WORKING DATA —
· · · ·

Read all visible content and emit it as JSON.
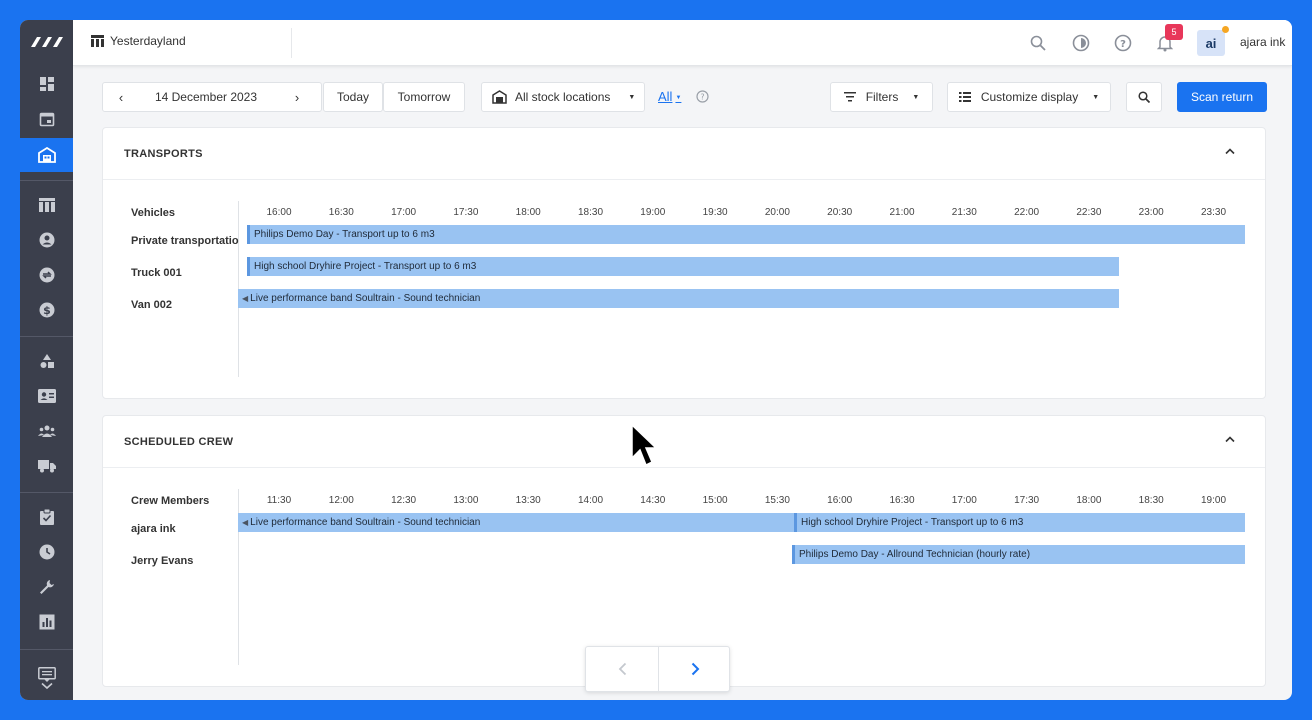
{
  "topbar": {
    "workspace": "Yesterdayland",
    "notifications_count": "5",
    "avatar_initials": "ai",
    "username": "ajara ink"
  },
  "sidebar": {
    "items": [
      {
        "icon": "dashboard-icon"
      },
      {
        "icon": "calendar-icon"
      },
      {
        "icon": "warehouse-icon",
        "active": true
      },
      {
        "icon": "table-icon"
      },
      {
        "icon": "contact-icon"
      },
      {
        "icon": "exchange-icon"
      },
      {
        "icon": "dollar-icon"
      },
      {
        "icon": "shapes-icon"
      },
      {
        "icon": "id-card-icon"
      },
      {
        "icon": "people-icon"
      },
      {
        "icon": "truck-icon"
      },
      {
        "icon": "clipboard-check-icon"
      },
      {
        "icon": "clock-icon"
      },
      {
        "icon": "wrench-icon"
      },
      {
        "icon": "chart-icon"
      },
      {
        "icon": "feedback-icon"
      }
    ]
  },
  "toolbar": {
    "date": "14 December 2023",
    "today": "Today",
    "tomorrow": "Tomorrow",
    "stock_location": "All stock locations",
    "all_link": "All",
    "filters": "Filters",
    "customize": "Customize display",
    "scan_return": "Scan return"
  },
  "transports": {
    "title": "TRANSPORTS",
    "column_header": "Vehicles",
    "ticks": [
      "16:00",
      "16:30",
      "17:00",
      "17:30",
      "18:00",
      "18:30",
      "19:00",
      "19:30",
      "20:00",
      "20:30",
      "21:00",
      "21:30",
      "22:00",
      "22:30",
      "23:00",
      "23:30"
    ],
    "rows": [
      {
        "label": "Private transportation",
        "bar": "Philips Demo Day - Transport up to 6 m3"
      },
      {
        "label": "Truck 001",
        "bar": "High school Dryhire Project - Transport up to 6 m3"
      },
      {
        "label": "Van 002",
        "bar": "Live performance band Soultrain - Sound technician"
      }
    ]
  },
  "crew": {
    "title": "SCHEDULED CREW",
    "column_header": "Crew Members",
    "ticks": [
      "11:30",
      "12:00",
      "12:30",
      "13:00",
      "13:30",
      "14:00",
      "14:30",
      "15:00",
      "15:30",
      "16:00",
      "16:30",
      "17:00",
      "17:30",
      "18:00",
      "18:30",
      "19:00"
    ],
    "rows": [
      {
        "label": "ajara ink",
        "bars": [
          "Live performance band Soultrain - Sound technician",
          "High school Dryhire Project - Transport up to 6 m3"
        ]
      },
      {
        "label": "Jerry Evans",
        "bars": [
          "Philips Demo Day - Allround Technician (hourly rate)"
        ]
      }
    ]
  }
}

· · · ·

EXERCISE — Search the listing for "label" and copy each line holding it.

TASK RESPONSE —
        "label": "Private transportation",
        "label": "Truck 001",
        "label": "Van 002",
        "label": "ajara ink",
        "label": "Jerry Evans",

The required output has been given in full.